Across the entries that follow, how many lines have the word "stride" in them? Give only the number.

┄┄┄┄┄┄

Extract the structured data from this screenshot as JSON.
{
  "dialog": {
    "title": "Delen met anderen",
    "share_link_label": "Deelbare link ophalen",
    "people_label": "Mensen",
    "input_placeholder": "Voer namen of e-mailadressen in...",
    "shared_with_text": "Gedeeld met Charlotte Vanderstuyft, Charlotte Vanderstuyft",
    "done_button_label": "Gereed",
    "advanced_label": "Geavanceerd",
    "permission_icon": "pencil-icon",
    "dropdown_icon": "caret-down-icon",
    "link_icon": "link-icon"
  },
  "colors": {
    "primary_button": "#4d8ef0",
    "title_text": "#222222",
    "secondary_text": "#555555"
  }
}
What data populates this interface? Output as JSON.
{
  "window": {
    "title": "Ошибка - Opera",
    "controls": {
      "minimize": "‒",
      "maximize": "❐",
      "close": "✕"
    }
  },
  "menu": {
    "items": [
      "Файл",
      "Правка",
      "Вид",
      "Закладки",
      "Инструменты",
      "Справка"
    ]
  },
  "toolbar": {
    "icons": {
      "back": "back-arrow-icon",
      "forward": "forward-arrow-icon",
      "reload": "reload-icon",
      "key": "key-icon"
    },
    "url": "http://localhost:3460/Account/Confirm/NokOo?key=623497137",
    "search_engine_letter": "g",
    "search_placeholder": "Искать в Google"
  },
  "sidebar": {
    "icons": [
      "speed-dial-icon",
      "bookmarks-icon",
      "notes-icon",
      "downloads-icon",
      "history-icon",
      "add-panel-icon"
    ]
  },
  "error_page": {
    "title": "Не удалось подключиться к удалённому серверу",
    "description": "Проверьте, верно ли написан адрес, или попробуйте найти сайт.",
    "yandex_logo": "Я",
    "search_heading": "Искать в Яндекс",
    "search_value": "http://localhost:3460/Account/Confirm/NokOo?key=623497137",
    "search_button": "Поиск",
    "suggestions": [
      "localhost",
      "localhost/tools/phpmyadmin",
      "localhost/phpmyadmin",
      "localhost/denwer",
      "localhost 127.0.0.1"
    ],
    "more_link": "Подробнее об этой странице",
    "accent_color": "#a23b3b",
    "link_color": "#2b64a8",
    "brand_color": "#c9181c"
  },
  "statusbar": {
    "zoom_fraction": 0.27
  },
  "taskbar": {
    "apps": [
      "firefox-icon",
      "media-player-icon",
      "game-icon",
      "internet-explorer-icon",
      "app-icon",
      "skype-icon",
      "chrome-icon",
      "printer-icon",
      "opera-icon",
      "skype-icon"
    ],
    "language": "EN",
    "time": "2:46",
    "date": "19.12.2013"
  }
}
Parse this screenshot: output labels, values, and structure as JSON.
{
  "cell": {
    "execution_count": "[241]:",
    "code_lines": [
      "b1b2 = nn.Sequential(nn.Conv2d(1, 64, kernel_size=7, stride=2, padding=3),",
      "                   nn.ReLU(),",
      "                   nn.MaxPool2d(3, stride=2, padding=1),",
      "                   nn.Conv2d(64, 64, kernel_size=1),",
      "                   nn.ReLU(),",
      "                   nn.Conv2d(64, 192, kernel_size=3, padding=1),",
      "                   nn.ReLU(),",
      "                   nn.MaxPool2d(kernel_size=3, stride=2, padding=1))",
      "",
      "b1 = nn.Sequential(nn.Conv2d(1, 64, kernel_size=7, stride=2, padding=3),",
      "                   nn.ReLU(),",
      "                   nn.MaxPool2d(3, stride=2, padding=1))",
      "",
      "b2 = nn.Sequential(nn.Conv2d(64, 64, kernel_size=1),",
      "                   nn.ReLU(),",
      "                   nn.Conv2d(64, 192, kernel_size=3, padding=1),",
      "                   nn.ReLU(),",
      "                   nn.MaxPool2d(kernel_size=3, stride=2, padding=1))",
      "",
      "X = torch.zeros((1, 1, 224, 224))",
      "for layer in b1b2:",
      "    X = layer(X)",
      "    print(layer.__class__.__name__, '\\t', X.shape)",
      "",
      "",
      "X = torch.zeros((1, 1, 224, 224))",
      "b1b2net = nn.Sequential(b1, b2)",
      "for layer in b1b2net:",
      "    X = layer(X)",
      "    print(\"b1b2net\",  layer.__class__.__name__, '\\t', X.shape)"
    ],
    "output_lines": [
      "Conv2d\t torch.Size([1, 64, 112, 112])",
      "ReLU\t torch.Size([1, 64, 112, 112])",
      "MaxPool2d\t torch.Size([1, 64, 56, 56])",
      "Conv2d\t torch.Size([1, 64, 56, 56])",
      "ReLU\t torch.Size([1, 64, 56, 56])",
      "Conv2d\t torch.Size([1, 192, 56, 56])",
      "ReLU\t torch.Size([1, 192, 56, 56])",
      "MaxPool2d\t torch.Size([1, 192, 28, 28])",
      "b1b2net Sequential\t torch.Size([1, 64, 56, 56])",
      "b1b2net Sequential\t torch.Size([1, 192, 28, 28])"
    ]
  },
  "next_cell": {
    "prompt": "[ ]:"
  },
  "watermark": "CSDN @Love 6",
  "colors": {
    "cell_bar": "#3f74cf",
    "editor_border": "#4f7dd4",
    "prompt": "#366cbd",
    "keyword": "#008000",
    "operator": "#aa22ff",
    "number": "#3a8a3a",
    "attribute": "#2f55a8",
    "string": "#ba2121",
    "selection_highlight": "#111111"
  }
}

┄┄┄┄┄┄

__TASK SOLUTION__
6